Activity
Your copy should match the entries below exactly, apart from the images.

[Page and application data records]
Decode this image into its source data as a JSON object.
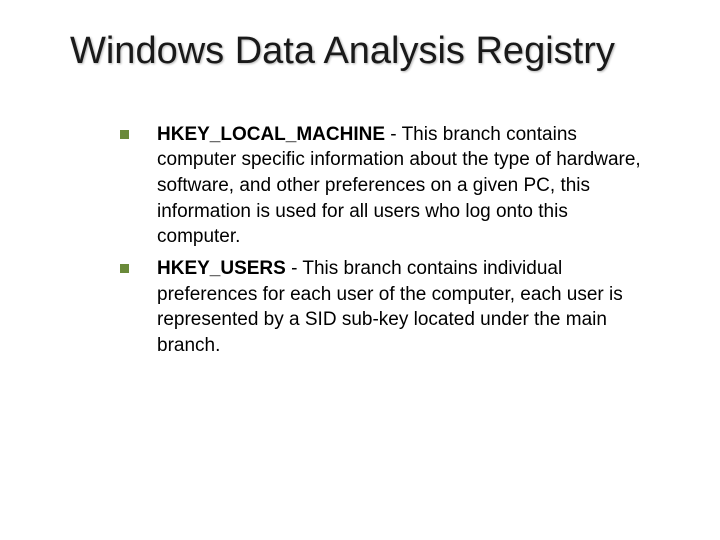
{
  "slide": {
    "title": "Windows Data Analysis Registry",
    "items": [
      {
        "key": "HKEY_LOCAL_MACHINE",
        "description": " - This branch contains computer specific information about the type of hardware, software, and other preferences on a given PC, this information is used for all users who log onto this computer."
      },
      {
        "key": "HKEY_USERS",
        "description": " - This branch contains individual preferences for each user of the computer, each user is represented by a SID sub-key located under the main branch."
      }
    ]
  }
}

Result below
Decode this image into its source data as a JSON object.
{
  "slide": {
    "title": "Windows Data Analysis Registry",
    "items": [
      {
        "key": "HKEY_LOCAL_MACHINE",
        "description": " - This branch contains computer specific information about the type of hardware, software, and other preferences on a given PC, this information is used for all users who log onto this computer."
      },
      {
        "key": "HKEY_USERS",
        "description": " - This branch contains individual preferences for each user of the computer, each user is represented by a SID sub-key located under the main branch."
      }
    ]
  }
}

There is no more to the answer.